- Heat the oil slowly to the temperature you need for frying or sautéing.
- Add food gently to the pot or pan so the oil does not splatter.
- Always cook with a lid beside your pan. If you have a fire, slide the lid over the pan and turn off the burner. Do not remove the cover because the fire could start again. Let the pan cool for a long time. Never throw water or use a fire extinguisher on the fire.
- If the fire does not go out or you don’t feel comfortable sliding a lid over the pan, get everyone out of your home. Call the fire department from outside.
Did you know that electric stoves are considered more dangerous than gas? It’s pretty reasonable: You can’t see the heat source with electric as you can with gas, and then the heat is so intense, even after turning the electricity off. So what are some steps you can take to protect yourself?
- Be on alert! If you are sleepy or have consumed alcohol don’t use the stove or stove top.
- Stay in the kitchen while you are frying, grilling, or broiling food. If you leave the kitchen for even a short period of time, turn off the stove.
- If you are simmering, baking, roasting, or boiling food, check it regularly, remain in the home while food is cooking, and use a timer to remind you that you are cooking.

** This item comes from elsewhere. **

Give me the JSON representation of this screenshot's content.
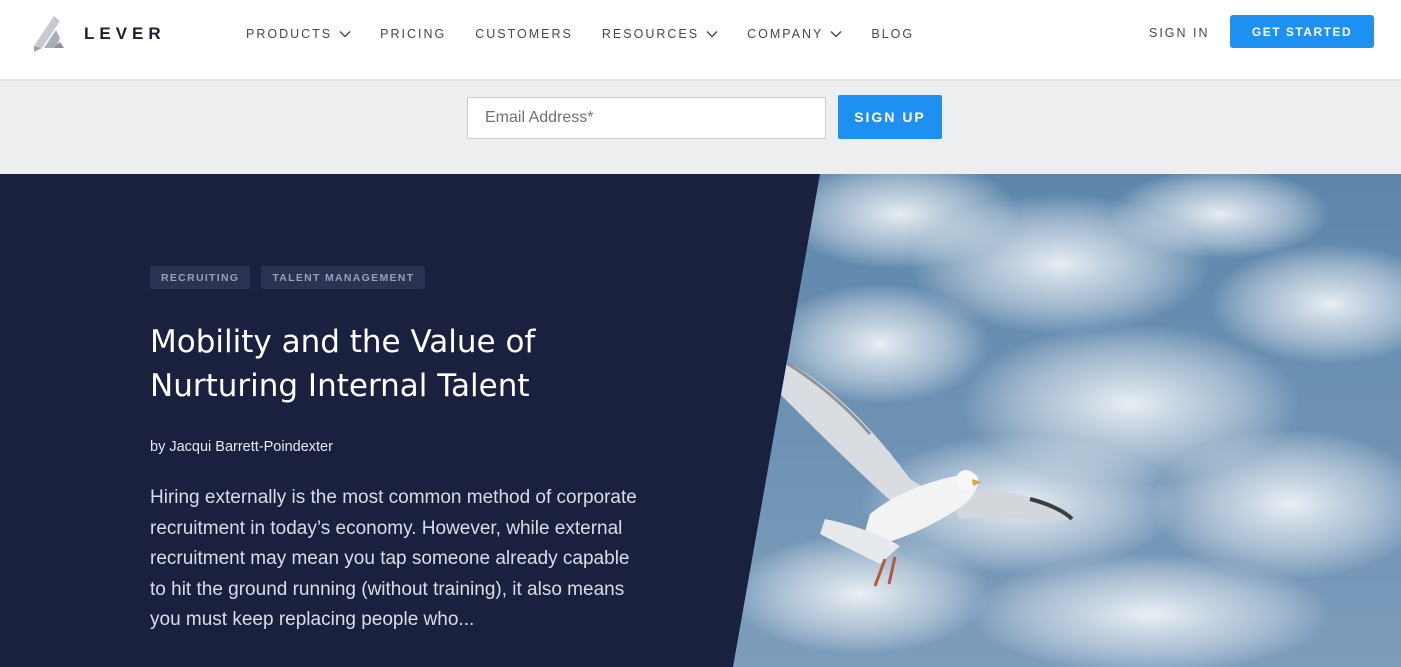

- Keep anything that can catch fire — oven mitts, wooden utensils, food packaging, towels or curtains — away from your stove top.
Taking just a few minutes can save you SO much time and headache! If you do have smoke and fire damage, call your insurance agent. Then call us! The crew at Lamunyon Dry Out & Foundation Repair have cleaned up plenty of oil and grease fires throughout our service area. That area includes all of Central Kansas and as far west as Hays to as far east as the outskirts of Topeka. While we will happily do it for you, we’d rather meet under less stressful circumstances! Pay attention, stay focused on one thing at a time and enjoy a nice meal! http://www.nfpa.org/safety-information/for-consumers/causes/cooking/safety-messages-about-cooking